71214448 - excited children returning home from school with motherSchool’s back in session, which is a relief to a lot of moms and dads and even some of the kids, too. They’re back with their friends, practicing hard after school for the big game, holding hands in the lunch room, and rolling out the drum line for homecoming.

Many won’t realize how much fun it is — despite the teen angst and homework — until they’re much older. But we can do our part now to prepare them to make the most of their school days and in the process, prepare them for life.

So, quick, before the bell rings, let’s get started!

Be smart

This applies to so many facets of life. But for now, we’re talking about backpacks. Did you know, for starters, that backpack-related injuries led to 7,300 emergency room visits in 2016, according to the U.S. Consumer Product Safety Commission? Choose a backpack with padded straps and lumbar support, and make sure your kids wear both straps, tightened enough to position their back firmly against the backpack. And when you start filling the backpacks with school supplies, remember that it shouldn’t weigh any more than 10 to 15 percent of your child’s body weight. Doing it right, chiropractors say, will save them a lifetime of hurt.

Be proactive

If your children are involved in school sports, you’ve probably already put them through the mandatory sports physical. But take a tip from the pros and send them to the chiropractor for a preventative visit, too. Studies show that adjustments not only improve performance but also can prevent injuries. And even when something does happen, it heals quicker. There’s a reason every NFL team has a chiropractor behind the scenes.

Be a parent

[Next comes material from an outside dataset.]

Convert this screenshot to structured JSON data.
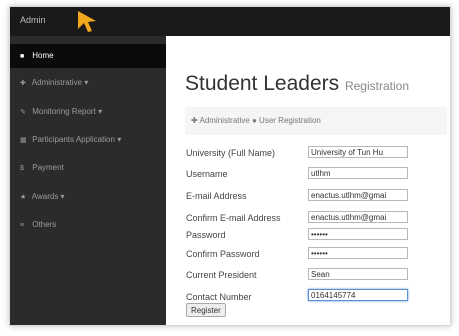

Electronics are a big part of education today, with some schools providing students with tablets and even replacing text books with computer software. Yet the American Heart Association recently recommended that parents limit their children’s screen time to two hours a day. There are many reasons – it creates a sedentary lifestyle, leaning forward to read tablets and smartphones causes tech neck, and technology is becoming an addiction with many unhealthy effects. So, what can we do? As the AHA said, limit screen time. When they do use their electronics, make sure they are at eye level. Leaning down to read a mobile device can put 60 pounds of pressure on the neck, and that’s a burden we never want our children to shoulder.

A little preparation now will go a long way in establishing healthy lifestyle habits in the future. And someday, just as with school, they’ll appreciate you for it.